    Smudger and GoingDown like this.
  28. StuBoy

    StuBoy Forum Cad and Bounder

    It just blew up on the pad after sitting there for about 10 minutes! Crazy.
     
  29. Diamond

    Diamond Squad Player

     
    StuBoy and Smudger like this.
  30. GoingDown

    GoingDown Pizza & Figs

    Incredible scenes. Like an Acme rocket.
     
  31. UEA_Hornet

    UEA_Hornet First Team Captain

    Is 11 likely to be any time soon?
     
  32. StuBoy

    StuBoy Forum Cad and Bounder

    SN11 is ready to be rolled out of its assembly building any day now. Optimistically I'd say later this month it will launch, but looking at the cadence of the previous tests my hunch would be that April is more realistic as they seem to be getting through 1 a month at the moment.
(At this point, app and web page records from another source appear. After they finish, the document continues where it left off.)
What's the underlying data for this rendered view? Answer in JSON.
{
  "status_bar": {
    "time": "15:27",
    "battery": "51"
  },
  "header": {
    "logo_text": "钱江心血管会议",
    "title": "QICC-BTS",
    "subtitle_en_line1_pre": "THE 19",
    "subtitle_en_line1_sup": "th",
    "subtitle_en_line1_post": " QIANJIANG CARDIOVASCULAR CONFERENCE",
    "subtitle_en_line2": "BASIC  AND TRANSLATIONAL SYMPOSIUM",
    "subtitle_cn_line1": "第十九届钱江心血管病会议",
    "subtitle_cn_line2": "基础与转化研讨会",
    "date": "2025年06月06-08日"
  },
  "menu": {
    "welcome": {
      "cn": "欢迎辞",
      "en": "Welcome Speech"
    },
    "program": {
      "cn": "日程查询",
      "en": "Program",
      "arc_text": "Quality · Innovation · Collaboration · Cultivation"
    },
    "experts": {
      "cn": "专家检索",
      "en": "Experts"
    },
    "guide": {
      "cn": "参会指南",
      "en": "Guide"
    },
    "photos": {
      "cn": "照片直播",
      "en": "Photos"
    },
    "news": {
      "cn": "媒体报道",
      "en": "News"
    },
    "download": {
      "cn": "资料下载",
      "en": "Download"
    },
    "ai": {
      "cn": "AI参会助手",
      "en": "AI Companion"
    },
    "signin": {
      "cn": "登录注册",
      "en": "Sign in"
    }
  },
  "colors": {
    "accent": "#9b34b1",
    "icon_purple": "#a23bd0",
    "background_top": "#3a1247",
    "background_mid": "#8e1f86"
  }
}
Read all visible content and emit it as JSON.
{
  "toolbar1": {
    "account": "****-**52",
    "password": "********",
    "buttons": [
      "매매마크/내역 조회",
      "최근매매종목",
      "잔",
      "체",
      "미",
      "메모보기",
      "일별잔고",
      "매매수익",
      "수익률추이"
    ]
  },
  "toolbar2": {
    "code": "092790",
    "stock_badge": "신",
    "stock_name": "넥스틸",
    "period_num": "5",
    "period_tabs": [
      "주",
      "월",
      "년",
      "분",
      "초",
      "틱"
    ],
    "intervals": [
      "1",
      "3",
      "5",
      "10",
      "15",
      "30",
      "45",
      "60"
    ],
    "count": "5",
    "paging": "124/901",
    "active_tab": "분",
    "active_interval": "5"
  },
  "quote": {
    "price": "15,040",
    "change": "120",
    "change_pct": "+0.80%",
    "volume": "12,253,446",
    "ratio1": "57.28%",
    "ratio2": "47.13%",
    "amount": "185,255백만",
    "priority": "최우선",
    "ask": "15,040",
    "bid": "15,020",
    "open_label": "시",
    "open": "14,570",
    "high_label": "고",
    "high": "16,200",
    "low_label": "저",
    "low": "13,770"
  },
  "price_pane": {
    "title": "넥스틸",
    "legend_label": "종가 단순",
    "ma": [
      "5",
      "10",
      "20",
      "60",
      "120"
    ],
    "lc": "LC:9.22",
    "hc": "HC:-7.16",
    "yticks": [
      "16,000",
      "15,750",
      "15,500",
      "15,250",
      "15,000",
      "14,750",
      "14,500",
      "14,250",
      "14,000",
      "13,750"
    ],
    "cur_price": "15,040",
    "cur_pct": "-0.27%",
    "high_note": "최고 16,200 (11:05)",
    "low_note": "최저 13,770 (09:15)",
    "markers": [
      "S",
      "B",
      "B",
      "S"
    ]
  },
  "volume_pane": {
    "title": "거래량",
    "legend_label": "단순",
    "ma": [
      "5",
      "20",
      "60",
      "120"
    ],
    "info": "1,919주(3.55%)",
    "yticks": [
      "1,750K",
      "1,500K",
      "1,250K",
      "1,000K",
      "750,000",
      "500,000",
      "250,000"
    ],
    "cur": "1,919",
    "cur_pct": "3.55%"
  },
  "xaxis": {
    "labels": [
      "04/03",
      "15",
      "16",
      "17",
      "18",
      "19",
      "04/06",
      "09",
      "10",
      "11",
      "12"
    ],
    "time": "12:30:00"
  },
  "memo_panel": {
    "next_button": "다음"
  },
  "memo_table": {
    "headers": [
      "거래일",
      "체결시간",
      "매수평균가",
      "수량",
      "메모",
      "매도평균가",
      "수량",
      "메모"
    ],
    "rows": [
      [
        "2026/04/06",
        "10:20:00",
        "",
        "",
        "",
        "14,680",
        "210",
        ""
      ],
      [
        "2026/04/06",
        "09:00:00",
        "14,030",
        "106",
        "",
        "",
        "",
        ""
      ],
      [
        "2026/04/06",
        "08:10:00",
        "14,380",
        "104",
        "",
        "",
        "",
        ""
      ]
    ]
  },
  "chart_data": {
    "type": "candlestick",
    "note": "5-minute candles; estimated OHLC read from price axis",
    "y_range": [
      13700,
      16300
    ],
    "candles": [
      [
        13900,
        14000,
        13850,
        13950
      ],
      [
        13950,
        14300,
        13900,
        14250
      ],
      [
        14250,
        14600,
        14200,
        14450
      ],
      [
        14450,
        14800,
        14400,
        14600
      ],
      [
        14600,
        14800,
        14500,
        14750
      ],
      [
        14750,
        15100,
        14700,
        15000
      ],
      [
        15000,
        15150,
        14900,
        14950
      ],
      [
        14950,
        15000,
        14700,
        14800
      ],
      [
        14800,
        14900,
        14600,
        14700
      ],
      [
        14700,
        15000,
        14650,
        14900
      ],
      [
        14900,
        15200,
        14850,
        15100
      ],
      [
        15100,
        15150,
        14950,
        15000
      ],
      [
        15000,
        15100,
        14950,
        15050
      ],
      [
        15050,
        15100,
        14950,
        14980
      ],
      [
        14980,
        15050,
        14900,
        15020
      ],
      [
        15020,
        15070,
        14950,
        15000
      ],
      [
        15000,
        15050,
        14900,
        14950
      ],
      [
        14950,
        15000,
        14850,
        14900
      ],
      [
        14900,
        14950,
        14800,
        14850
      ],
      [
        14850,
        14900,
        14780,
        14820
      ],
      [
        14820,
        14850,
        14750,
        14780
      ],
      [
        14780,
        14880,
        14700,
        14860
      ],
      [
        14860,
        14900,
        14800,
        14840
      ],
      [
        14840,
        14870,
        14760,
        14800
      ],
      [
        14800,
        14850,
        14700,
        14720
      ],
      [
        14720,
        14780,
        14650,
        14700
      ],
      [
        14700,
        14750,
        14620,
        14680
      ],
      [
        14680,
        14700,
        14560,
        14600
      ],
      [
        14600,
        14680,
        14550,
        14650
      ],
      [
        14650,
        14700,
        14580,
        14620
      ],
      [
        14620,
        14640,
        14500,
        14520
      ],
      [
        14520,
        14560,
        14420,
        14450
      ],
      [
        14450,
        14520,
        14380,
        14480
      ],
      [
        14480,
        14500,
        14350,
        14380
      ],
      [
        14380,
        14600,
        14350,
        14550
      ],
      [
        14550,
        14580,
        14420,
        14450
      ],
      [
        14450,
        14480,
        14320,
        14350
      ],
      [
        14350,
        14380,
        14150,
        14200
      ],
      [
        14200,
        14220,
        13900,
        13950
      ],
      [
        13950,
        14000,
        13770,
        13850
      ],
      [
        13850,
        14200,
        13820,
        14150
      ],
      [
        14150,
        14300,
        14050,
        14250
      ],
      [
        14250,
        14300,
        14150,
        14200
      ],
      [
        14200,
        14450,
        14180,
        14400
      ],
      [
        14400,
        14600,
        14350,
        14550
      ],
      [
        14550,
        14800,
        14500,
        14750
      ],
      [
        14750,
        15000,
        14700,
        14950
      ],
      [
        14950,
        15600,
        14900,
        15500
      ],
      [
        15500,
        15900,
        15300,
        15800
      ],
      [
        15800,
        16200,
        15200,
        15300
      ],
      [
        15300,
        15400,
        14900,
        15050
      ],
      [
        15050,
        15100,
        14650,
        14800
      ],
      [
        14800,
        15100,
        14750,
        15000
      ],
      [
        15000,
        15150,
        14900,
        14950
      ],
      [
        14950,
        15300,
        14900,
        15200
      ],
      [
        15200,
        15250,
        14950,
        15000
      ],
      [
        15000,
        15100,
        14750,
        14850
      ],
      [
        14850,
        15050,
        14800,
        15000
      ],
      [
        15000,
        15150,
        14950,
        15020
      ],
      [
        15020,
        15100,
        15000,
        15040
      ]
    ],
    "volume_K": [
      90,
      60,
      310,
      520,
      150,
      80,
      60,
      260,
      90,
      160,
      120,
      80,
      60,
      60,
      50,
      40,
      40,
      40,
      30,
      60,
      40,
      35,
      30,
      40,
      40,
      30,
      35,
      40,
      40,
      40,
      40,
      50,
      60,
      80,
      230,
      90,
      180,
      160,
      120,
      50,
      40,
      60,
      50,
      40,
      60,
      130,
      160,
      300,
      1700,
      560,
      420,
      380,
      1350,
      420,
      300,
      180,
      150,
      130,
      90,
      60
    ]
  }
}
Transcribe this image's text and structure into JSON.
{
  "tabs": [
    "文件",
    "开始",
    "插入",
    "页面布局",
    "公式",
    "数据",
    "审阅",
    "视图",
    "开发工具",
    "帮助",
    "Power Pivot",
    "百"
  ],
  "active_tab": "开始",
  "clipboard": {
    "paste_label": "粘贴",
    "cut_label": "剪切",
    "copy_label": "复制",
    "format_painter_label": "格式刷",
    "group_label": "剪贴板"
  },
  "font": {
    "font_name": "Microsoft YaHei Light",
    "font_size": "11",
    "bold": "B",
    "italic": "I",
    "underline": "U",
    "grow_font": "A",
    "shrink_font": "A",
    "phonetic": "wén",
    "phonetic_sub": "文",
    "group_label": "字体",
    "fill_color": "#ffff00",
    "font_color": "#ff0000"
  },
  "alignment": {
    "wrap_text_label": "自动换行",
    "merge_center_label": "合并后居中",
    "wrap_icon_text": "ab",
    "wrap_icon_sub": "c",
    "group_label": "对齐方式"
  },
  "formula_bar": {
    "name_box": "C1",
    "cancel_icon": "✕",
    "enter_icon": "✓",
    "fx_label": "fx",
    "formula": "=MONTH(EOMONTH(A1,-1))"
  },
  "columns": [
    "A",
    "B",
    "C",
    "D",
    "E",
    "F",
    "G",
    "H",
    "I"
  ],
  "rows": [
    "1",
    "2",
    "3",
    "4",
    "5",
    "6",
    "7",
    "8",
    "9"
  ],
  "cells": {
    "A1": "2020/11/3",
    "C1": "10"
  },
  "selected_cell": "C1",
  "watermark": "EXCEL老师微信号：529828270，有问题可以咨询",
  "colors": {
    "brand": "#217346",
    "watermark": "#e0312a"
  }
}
SN11 will be the last version of the current Starship, SN15 will follow (they decided to scrap the ones in between), and that apparently will have some major upgrades/changes.

    N.B how quickly SN11 will launch also depends on how long it takes them to clear up SN10's mess, repair any damage and apply any fixes/modifications to SN11 to mitigate any anomalies they have discovered.
     
    UEA_Hornet likes this.
  33. BigRossLittleRoss

    BigRossLittleRoss First Team

    On a slight aside but anyone notice the skewed almost disparaging reporting from some parts of the media in any of Space X exploits ?
     
  34. StuBoy

    StuBoy Forum Cad and Bounder

    I have, but this won't bother SpaceX at all, I am reading the book Liftoff by Eric Berger at the moment that documents SpaceX's early days, and they have been up against he establishment and all sorts since day one really. The media focus on the big bangs and pretty explosions, the journalists reporting on what is going on with SpaceX are not well versed about it, and their readers even less so. Joe Bloggs on the street just wants to read about a 'failed' test and big explosions without looking at the bigger picture.
     
    GoingDown likes this.
  35. Davy Crockett

    Davy Crockett First Year Pro

    As a cynical old git I think it is all a load of old bolix and NA$A is just a front to
    to steal USA taxpayers money . Listening to them talking about going to the moon
    mars whatever in 2000/2010/2020/2024/whenever is like listening to the Spuds fans
    banging on about next season for sure we shall win the league.
     

Share This Page